Neal Broverman is the Editorial Director, Print of Pride Media, publishers of The Advocate, Out, Out Traveler, and Plus, spending more than 20 years in journalism. He indulges his interest in transportation and urban planning with regular contributions to Los Angeles magazine, and his work has also appeared in the Los Angeles Times and USA Today. He lives in the City of Angels with his husband, children, and their chiweenie.
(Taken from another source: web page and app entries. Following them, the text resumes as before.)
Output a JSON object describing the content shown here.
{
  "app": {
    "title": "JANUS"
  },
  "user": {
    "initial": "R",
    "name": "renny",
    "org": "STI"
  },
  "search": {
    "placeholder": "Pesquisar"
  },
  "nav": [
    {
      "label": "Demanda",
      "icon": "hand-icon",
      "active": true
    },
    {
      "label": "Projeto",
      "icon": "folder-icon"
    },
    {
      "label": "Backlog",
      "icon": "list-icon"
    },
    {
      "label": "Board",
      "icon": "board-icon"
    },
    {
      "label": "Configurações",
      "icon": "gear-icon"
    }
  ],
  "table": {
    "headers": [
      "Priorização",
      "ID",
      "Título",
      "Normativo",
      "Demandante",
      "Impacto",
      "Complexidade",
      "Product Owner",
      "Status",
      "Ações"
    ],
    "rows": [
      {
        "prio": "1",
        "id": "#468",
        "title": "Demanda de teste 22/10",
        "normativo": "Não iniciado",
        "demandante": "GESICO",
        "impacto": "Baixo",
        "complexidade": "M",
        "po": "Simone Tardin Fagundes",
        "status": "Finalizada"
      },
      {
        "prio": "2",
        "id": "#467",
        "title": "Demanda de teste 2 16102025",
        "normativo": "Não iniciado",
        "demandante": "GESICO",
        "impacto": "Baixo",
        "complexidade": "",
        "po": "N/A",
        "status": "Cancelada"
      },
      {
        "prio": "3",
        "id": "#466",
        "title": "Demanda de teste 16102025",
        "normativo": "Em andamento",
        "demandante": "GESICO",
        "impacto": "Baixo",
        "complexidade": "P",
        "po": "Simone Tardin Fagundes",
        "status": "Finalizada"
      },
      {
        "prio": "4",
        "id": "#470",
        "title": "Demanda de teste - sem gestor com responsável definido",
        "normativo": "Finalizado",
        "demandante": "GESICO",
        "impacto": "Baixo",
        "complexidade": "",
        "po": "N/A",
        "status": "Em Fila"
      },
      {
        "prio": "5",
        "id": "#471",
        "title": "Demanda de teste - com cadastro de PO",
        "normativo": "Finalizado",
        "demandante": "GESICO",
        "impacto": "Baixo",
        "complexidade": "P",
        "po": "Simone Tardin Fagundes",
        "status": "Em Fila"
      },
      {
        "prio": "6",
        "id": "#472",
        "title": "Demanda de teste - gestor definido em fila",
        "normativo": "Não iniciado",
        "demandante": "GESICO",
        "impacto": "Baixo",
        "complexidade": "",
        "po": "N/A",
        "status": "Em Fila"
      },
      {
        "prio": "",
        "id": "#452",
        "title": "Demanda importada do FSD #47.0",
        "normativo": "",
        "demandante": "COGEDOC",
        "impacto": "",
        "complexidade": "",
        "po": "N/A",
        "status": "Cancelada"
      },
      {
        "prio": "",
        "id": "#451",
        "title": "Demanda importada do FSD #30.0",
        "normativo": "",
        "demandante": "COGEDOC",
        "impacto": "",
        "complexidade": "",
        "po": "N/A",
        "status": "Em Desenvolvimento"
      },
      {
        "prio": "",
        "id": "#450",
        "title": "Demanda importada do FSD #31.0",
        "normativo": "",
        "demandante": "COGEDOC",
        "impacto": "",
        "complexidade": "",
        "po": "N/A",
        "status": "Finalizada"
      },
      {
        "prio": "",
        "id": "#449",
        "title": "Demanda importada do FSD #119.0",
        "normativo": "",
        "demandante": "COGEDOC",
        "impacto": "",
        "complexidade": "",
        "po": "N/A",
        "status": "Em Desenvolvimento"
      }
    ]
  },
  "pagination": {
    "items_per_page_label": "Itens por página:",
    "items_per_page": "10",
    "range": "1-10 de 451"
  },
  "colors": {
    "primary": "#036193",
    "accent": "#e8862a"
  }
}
Neal Broverman is the Editorial Director, Print of Pride Media, publishers of The Advocate, Out, Out Traveler, and Plus, spending more than 20 years in journalism. He indulges his interest in transportation and urban planning with regular contributions to Los Angeles magazine, and his work has also appeared in the Los Angeles Times and USA Today. He lives in the City of Angels with his husband, children, and their chiweenie.